# What you should do:
When "this" occurs in a line of the material, copy that line.

# Records supplied:
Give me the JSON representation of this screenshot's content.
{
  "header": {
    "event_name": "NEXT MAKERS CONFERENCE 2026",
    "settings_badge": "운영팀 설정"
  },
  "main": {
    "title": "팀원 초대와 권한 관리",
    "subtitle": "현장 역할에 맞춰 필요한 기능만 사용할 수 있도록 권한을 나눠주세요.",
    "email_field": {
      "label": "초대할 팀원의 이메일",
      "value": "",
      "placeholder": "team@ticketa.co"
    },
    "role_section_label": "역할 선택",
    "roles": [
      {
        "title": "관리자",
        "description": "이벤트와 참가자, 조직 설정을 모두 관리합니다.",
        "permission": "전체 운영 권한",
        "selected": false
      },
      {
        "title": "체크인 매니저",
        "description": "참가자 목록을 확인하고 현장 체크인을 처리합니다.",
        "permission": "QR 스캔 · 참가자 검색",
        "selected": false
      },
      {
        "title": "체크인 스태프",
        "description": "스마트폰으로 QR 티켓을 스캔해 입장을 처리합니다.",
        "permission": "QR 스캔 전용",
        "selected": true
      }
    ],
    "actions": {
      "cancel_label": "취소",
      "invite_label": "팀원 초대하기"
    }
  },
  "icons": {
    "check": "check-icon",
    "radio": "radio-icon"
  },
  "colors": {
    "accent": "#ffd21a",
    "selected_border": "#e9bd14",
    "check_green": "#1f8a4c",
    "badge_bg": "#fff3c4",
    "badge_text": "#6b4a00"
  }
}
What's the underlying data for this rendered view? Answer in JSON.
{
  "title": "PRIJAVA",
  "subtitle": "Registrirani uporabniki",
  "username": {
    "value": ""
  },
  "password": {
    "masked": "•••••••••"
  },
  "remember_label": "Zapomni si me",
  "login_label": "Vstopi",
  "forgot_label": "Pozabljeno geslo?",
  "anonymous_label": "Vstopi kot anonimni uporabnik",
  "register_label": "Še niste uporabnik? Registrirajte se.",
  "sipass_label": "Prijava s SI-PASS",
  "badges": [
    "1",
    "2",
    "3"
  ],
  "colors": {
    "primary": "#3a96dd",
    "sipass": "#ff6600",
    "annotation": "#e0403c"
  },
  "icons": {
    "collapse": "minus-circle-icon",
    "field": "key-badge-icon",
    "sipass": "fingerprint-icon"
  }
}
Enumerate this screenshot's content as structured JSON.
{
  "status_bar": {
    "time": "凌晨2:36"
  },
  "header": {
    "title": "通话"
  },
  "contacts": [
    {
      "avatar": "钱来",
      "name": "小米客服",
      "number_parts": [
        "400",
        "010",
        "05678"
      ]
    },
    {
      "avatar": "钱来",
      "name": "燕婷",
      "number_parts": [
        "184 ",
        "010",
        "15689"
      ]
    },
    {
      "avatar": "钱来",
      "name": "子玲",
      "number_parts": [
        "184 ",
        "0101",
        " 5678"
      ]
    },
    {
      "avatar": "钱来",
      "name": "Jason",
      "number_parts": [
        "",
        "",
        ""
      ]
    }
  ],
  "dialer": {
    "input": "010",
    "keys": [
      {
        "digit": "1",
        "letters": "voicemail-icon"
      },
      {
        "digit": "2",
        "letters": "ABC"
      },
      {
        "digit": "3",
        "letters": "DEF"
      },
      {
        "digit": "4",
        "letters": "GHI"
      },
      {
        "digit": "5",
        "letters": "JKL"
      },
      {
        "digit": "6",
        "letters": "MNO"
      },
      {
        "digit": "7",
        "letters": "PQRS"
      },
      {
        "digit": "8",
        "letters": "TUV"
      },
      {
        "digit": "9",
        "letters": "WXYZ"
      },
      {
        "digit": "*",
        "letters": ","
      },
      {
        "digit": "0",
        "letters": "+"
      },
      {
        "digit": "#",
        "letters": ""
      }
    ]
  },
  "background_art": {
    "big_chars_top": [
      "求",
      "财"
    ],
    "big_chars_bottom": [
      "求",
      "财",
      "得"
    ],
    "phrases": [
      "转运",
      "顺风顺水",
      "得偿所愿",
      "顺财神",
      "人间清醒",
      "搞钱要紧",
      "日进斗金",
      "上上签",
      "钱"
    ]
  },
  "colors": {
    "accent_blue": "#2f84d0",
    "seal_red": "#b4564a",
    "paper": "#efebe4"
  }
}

# Answer area:
Give me the JSON representation of this screenshot's content.
What's the underlying data for this rendered view? Answer in JSON.
Enumerate this screenshot's content as structured JSON.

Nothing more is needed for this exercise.